[Items from an interface collection]
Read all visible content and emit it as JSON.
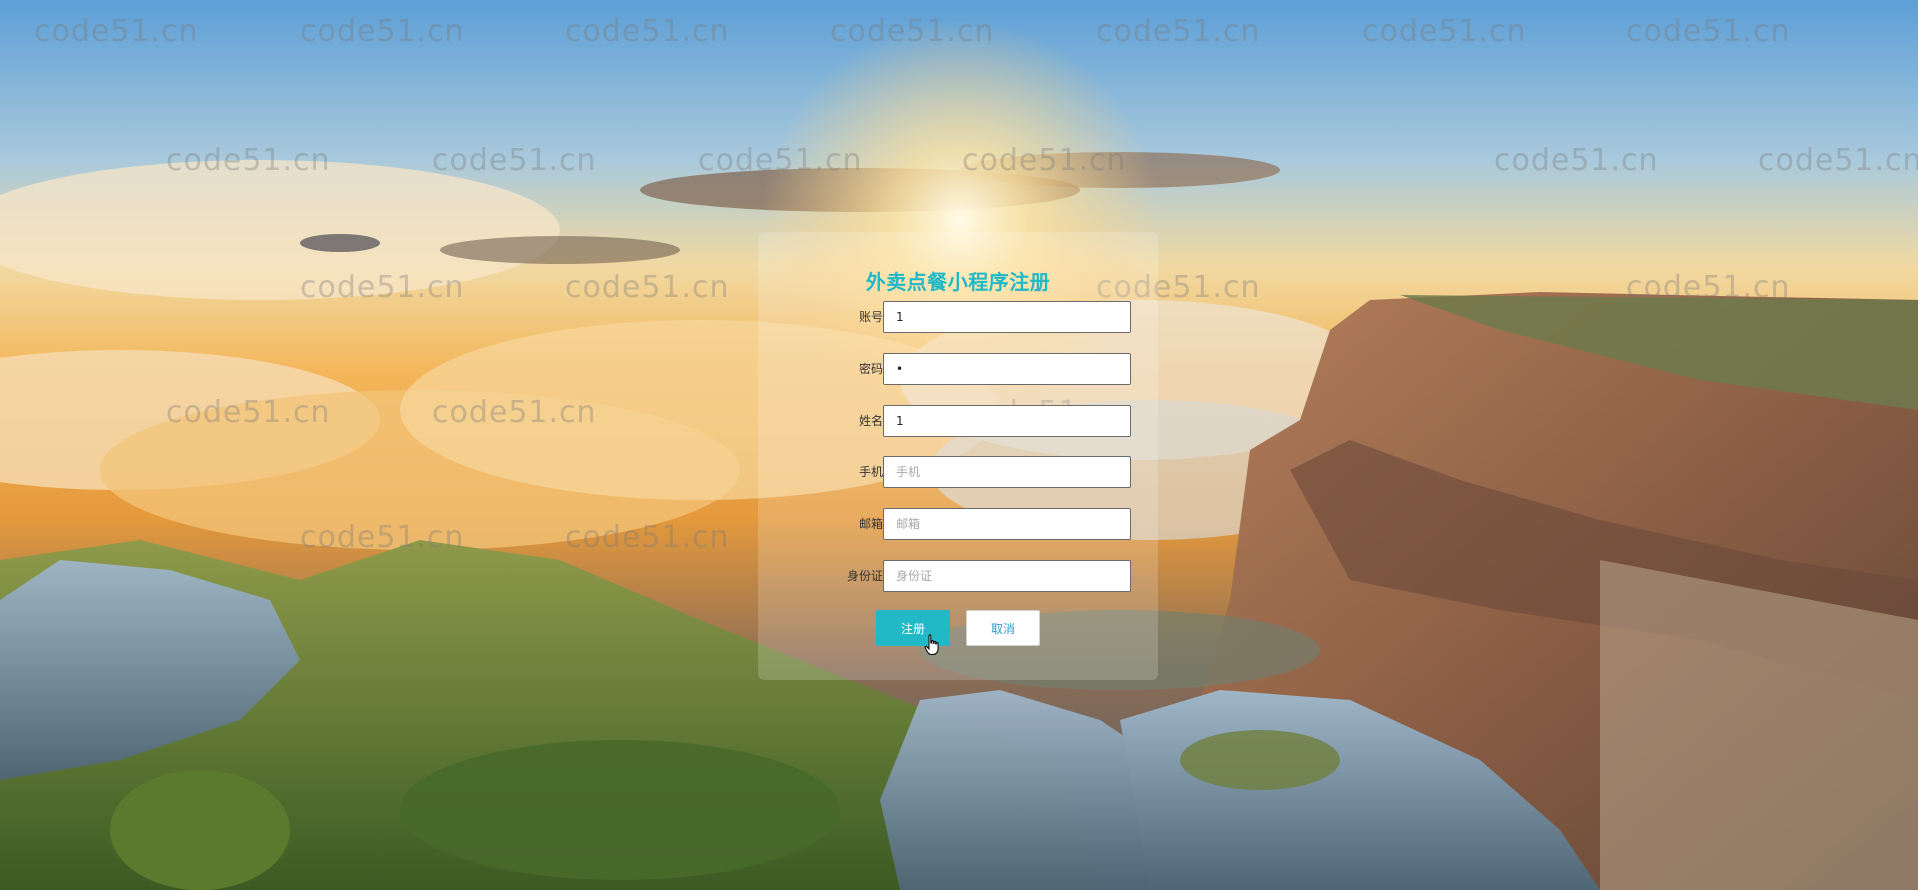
{
  "form": {
    "title": "外卖点餐小程序注册",
    "fields": [
      {
        "label": "账号",
        "value": "1",
        "placeholder": "",
        "type": "text"
      },
      {
        "label": "密码",
        "value": "•",
        "placeholder": "",
        "type": "text"
      },
      {
        "label": "姓名",
        "value": "1",
        "placeholder": "",
        "type": "text"
      },
      {
        "label": "手机",
        "value": "",
        "placeholder": "手机",
        "type": "text"
      },
      {
        "label": "邮箱",
        "value": "",
        "placeholder": "邮箱",
        "type": "text"
      },
      {
        "label": "身份证",
        "value": "",
        "placeholder": "身份证",
        "type": "text"
      }
    ],
    "register_label": "注册",
    "cancel_label": "取消"
  },
  "watermark": {
    "text": "code51.cn"
  },
  "colors": {
    "title": "#1fb8c8",
    "register_button": "#21b9c6",
    "cancel_text": "#2aa0c8"
  },
  "icons": {
    "cursor": "hand-pointer-icon"
  }
}
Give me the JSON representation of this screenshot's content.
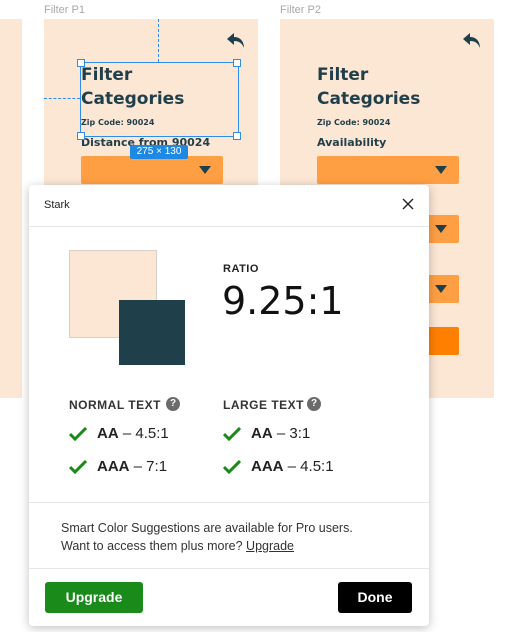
{
  "canvas": {
    "frames": [
      {
        "label": "Filter P1",
        "title_line1": "Filter",
        "title_line2": "Categories",
        "zip": "Zip Code: 90024",
        "field_label": "Distance from 90024",
        "selection_size": "275 × 130"
      },
      {
        "label": "Filter P2",
        "title_line1": "Filter",
        "title_line2": "Categories",
        "zip": "Zip Code: 90024",
        "field_label": "Availability"
      }
    ],
    "colors": {
      "frame_bg": "#fce6d4",
      "select_orange": "#ff9f43",
      "button_orange": "#ff7f00",
      "text_dark": "#1f3f4a",
      "selection_blue": "#2f8ce8"
    }
  },
  "dialog": {
    "title": "Stark",
    "ratio_label": "RATIO",
    "ratio_value": "9.25:1",
    "swatches": {
      "background": "#fce6d4",
      "foreground": "#1f3f4a"
    },
    "normal_text": {
      "label": "NORMAL TEXT",
      "aa_level": "AA",
      "aa_ratio": "– 4.5:1",
      "aaa_level": "AAA",
      "aaa_ratio": "– 7:1"
    },
    "large_text": {
      "label": "LARGE TEXT",
      "aa_level": "AA",
      "aa_ratio": "– 3:1",
      "aaa_level": "AAA",
      "aaa_ratio": "– 4.5:1"
    },
    "help_glyph": "?",
    "pro_line1": "Smart Color Suggestions are available for Pro users.",
    "pro_line2": "Want to access them plus more?",
    "pro_link": "Upgrade",
    "upgrade_button": "Upgrade",
    "done_button": "Done",
    "colors": {
      "pass_check": "#1a8a1a",
      "upgrade_bg": "#1a8a1a",
      "done_bg": "#000000"
    }
  }
}
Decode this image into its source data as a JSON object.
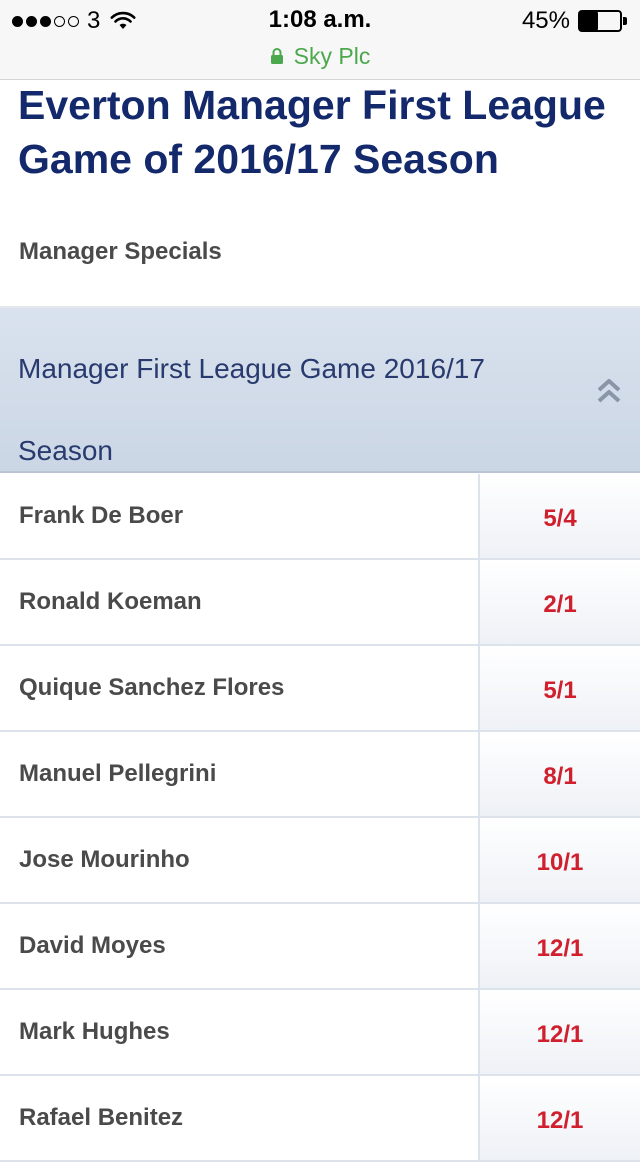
{
  "status_bar": {
    "carrier": "3",
    "time": "1:08 a.m.",
    "battery_percent": "45%",
    "battery_level": 0.45,
    "signal_bars_filled": 3,
    "signal_bars_total": 5,
    "site": "Sky Plc"
  },
  "market": {
    "title": "Everton Manager First League Game of 2016/17 Season",
    "subtitle": "Manager Specials"
  },
  "section": {
    "title": "Manager First League Game 2016/17 Season"
  },
  "selections": [
    {
      "name": "Frank De Boer",
      "odds": "5/4"
    },
    {
      "name": "Ronald Koeman",
      "odds": "2/1"
    },
    {
      "name": "Quique Sanchez Flores",
      "odds": "5/1"
    },
    {
      "name": "Manuel Pellegrini",
      "odds": "8/1"
    },
    {
      "name": "Jose Mourinho",
      "odds": "10/1"
    },
    {
      "name": "David Moyes",
      "odds": "12/1"
    },
    {
      "name": "Mark Hughes",
      "odds": "12/1"
    },
    {
      "name": "Rafael Benitez",
      "odds": "12/1"
    }
  ],
  "colors": {
    "title": "#13296b",
    "odds": "#d0202e",
    "secure": "#4ca84c",
    "band": "#d9e2ee"
  },
  "icons": [
    "wifi-icon",
    "lock-icon",
    "battery-icon",
    "chevron-double-up-icon"
  ]
}
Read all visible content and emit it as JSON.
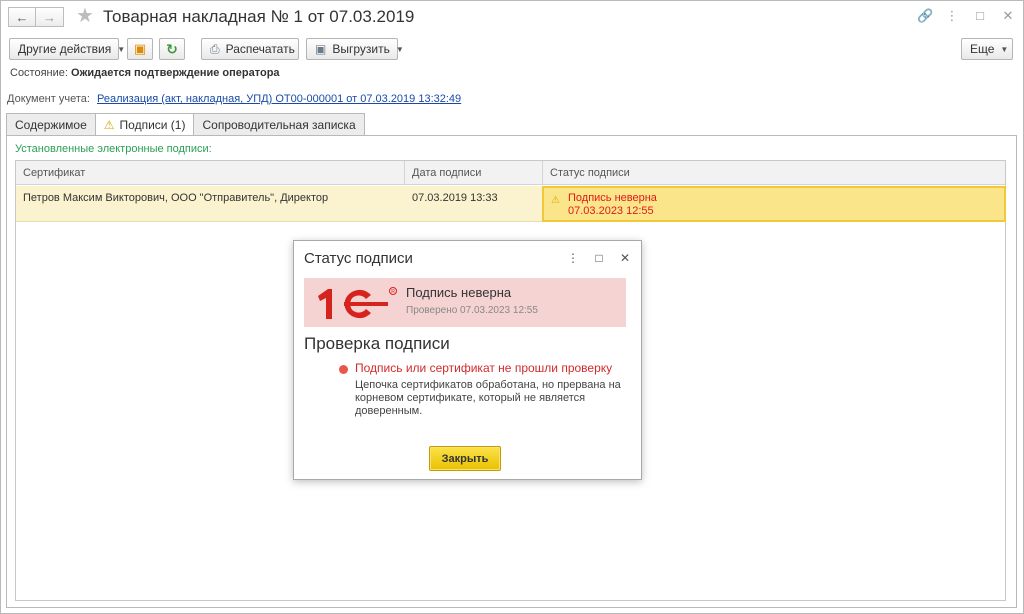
{
  "window": {
    "title": "Товарная накладная № 1 от 07.03.2019",
    "back_icon": "arrow-left-icon",
    "forward_icon": "arrow-right-icon",
    "favorite_icon": "star-icon",
    "link_icon": "link-icon",
    "menu_icon": "more-icon",
    "maximize_icon": "maximize-icon",
    "close_icon": "close-icon"
  },
  "toolbar": {
    "other_actions": "Другие действия",
    "print": "Распечатать",
    "export": "Выгрузить",
    "more": "Еще"
  },
  "state": {
    "label": "Состояние:",
    "value": "Ожидается подтверждение оператора"
  },
  "document": {
    "label": "Документ учета:",
    "link": "Реализация (акт, накладная, УПД) ОТ00-000001 от 07.03.2019 13:32:49"
  },
  "tabs": [
    {
      "label": "Содержимое",
      "active": false
    },
    {
      "label": "Подписи (1)",
      "active": true
    },
    {
      "label": "Сопроводительная записка",
      "active": false
    }
  ],
  "signatures": {
    "section_label": "Установленные электронные подписи:",
    "columns": [
      "Сертификат",
      "Дата подписи",
      "Статус подписи"
    ],
    "rows": [
      {
        "certificate": "Петров Максим Викторович, ООО \"Отправитель\", Директор",
        "date": "07.03.2019 13:33",
        "status": "Подпись неверна",
        "status_date": "07.03.2023 12:55"
      }
    ]
  },
  "dialog": {
    "title": "Статус подписи",
    "banner_status": "Подпись неверна",
    "banner_checked": "Проверено 07.03.2023 12:55",
    "check_heading": "Проверка подписи",
    "result": "Подпись или сертификат не прошли проверку",
    "description": "Цепочка сертификатов обработана, но прервана на корневом сертификате, который не является доверенным.",
    "close_button": "Закрыть"
  },
  "colors": {
    "accent_yellow": "#f0c83a",
    "error_red": "#e01a1a",
    "banner_bg": "#f6d3d3",
    "section_green": "#2aa054",
    "link_blue": "#1a4aa8"
  }
}
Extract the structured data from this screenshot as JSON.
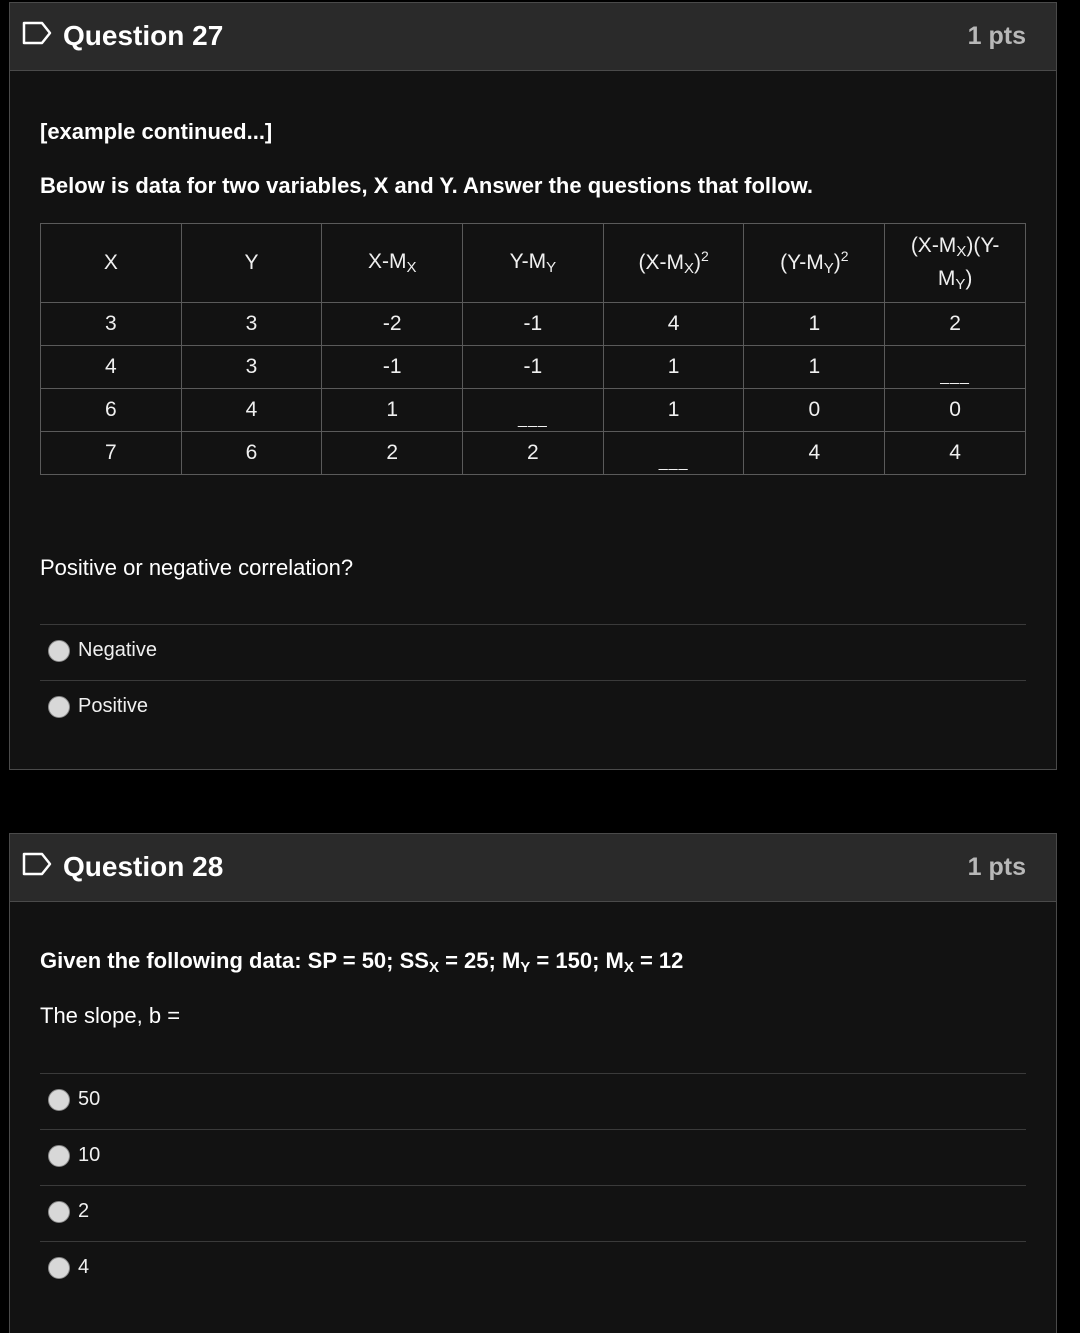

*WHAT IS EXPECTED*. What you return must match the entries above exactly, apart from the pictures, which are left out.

*RESULT*.
Read all visible content and emit it as JSON.
{
  "form": {
    "title": "外卖点餐小程序注册",
    "fields": [
      {
        "label": "账号",
        "value": "1",
        "placeholder": "",
        "type": "text"
      },
      {
        "label": "密码",
        "value": "•",
        "placeholder": "",
        "type": "text"
      },
      {
        "label": "姓名",
        "value": "1",
        "placeholder": "",
        "type": "text"
      },
      {
        "label": "手机",
        "value": "",
        "placeholder": "手机",
        "type": "text"
      },
      {
        "label": "邮箱",
        "value": "",
        "placeholder": "邮箱",
        "type": "text"
      },
      {
        "label": "身份证",
        "value": "",
        "placeholder": "身份证",
        "type": "text"
      }
    ],
    "register_label": "注册",
    "cancel_label": "取消"
  },
  "watermark": {
    "text": "code51.cn"
  },
  "colors": {
    "title": "#1fb8c8",
    "register_button": "#21b9c6",
    "cancel_text": "#2aa0c8"
  },
  "icons": {
    "cursor": "hand-pointer-icon"
  }
}
Give me the JSON representation of this screenshot's content.
{
  "canvas": {
    "frames": [
      {
        "label": "Filter P1",
        "title_line1": "Filter",
        "title_line2": "Categories",
        "zip": "Zip Code: 90024",
        "field_label": "Distance from 90024",
        "selection_size": "275 × 130"
      },
      {
        "label": "Filter P2",
        "title_line1": "Filter",
        "title_line2": "Categories",
        "zip": "Zip Code: 90024",
        "field_label": "Availability"
      }
    ],
    "colors": {
      "frame_bg": "#fce6d4",
      "select_orange": "#ff9f43",
      "button_orange": "#ff7f00",
      "text_dark": "#1f3f4a",
      "selection_blue": "#2f8ce8"
    }
  },
  "dialog": {
    "title": "Stark",
    "ratio_label": "RATIO",
    "ratio_value": "9.25:1",
    "swatches": {
      "background": "#fce6d4",
      "foreground": "#1f3f4a"
    },
    "normal_text": {
      "label": "NORMAL TEXT",
      "aa_level": "AA",
      "aa_ratio": "– 4.5:1",
      "aaa_level": "AAA",
      "aaa_ratio": "– 7:1"
    },
    "large_text": {
      "label": "LARGE TEXT",
      "aa_level": "AA",
      "aa_ratio": "– 3:1",
      "aaa_level": "AAA",
      "aaa_ratio": "– 4.5:1"
    },
    "help_glyph": "?",
    "pro_line1": "Smart Color Suggestions are available for Pro users.",
    "pro_line2": "Want to access them plus more?",
    "pro_link": "Upgrade",
    "upgrade_button": "Upgrade",
    "done_button": "Done",
    "colors": {
      "pass_check": "#1a8a1a",
      "upgrade_bg": "#1a8a1a",
      "done_bg": "#000000"
    }
  }
}
Decode this image into its source data as a JSON object.
{
  "status_bar": {
    "carrier": "3",
    "time": "1:08 a.m.",
    "battery_percent": "45%",
    "battery_level": 0.45,
    "signal_bars_filled": 3,
    "signal_bars_total": 5,
    "site": "Sky Plc"
  },
  "market": {
    "title": "Everton Manager First League Game of 2016/17 Season",
    "subtitle": "Manager Specials"
  },
  "section": {
    "title": "Manager First League Game 2016/17 Season"
  },
  "selections": [
    {
      "name": "Frank De Boer",
      "odds": "5/4"
    },
    {
      "name": "Ronald Koeman",
      "odds": "2/1"
    },
    {
      "name": "Quique Sanchez Flores",
      "odds": "5/1"
    },
    {
      "name": "Manuel Pellegrini",
      "odds": "8/1"
    },
    {
      "name": "Jose Mourinho",
      "odds": "10/1"
    },
    {
      "name": "David Moyes",
      "odds": "12/1"
    },
    {
      "name": "Mark Hughes",
      "odds": "12/1"
    },
    {
      "name": "Rafael Benitez",
      "odds": "12/1"
    }
  ],
  "colors": {
    "title": "#13296b",
    "odds": "#d0202e",
    "secure": "#4ca84c",
    "band": "#d9e2ee"
  },
  "icons": [
    "wifi-icon",
    "lock-icon",
    "battery-icon",
    "chevron-double-up-icon"
  ]
}
Read all visible content and emit it as JSON.
{
  "window": {
    "title": "Товарная накладная № 1 от 07.03.2019",
    "back_icon": "arrow-left-icon",
    "forward_icon": "arrow-right-icon",
    "favorite_icon": "star-icon",
    "link_icon": "link-icon",
    "menu_icon": "more-icon",
    "maximize_icon": "maximize-icon",
    "close_icon": "close-icon"
  },
  "toolbar": {
    "other_actions": "Другие действия",
    "print": "Распечатать",
    "export": "Выгрузить",
    "more": "Еще"
  },
  "state": {
    "label": "Состояние:",
    "value": "Ожидается подтверждение оператора"
  },
  "document": {
    "label": "Документ учета:",
    "link": "Реализация (акт, накладная, УПД) ОТ00-000001 от 07.03.2019 13:32:49"
  },
  "tabs": [
    {
      "label": "Содержимое",
      "active": false
    },
    {
      "label": "Подписи (1)",
      "active": true
    },
    {
      "label": "Сопроводительная записка",
      "active": false
    }
  ],
  "signatures": {
    "section_label": "Установленные электронные подписи:",
    "columns": [
      "Сертификат",
      "Дата подписи",
      "Статус подписи"
    ],
    "rows": [
      {
        "certificate": "Петров Максим Викторович, ООО \"Отправитель\", Директор",
        "date": "07.03.2019 13:33",
        "status": "Подпись неверна",
        "status_date": "07.03.2023 12:55"
      }
    ]
  },
  "dialog": {
    "title": "Статус подписи",
    "banner_status": "Подпись неверна",
    "banner_checked": "Проверено 07.03.2023 12:55",
    "check_heading": "Проверка подписи",
    "result": "Подпись или сертификат не прошли проверку",
    "description": "Цепочка сертификатов обработана, но прервана на корневом сертификате, который не является доверенным.",
    "close_button": "Закрыть"
  },
  "colors": {
    "accent_yellow": "#f0c83a",
    "error_red": "#e01a1a",
    "banner_bg": "#f6d3d3",
    "section_green": "#2aa054",
    "link_blue": "#1a4aa8"
  }
}
Extract the structured data from this screenshot as JSON.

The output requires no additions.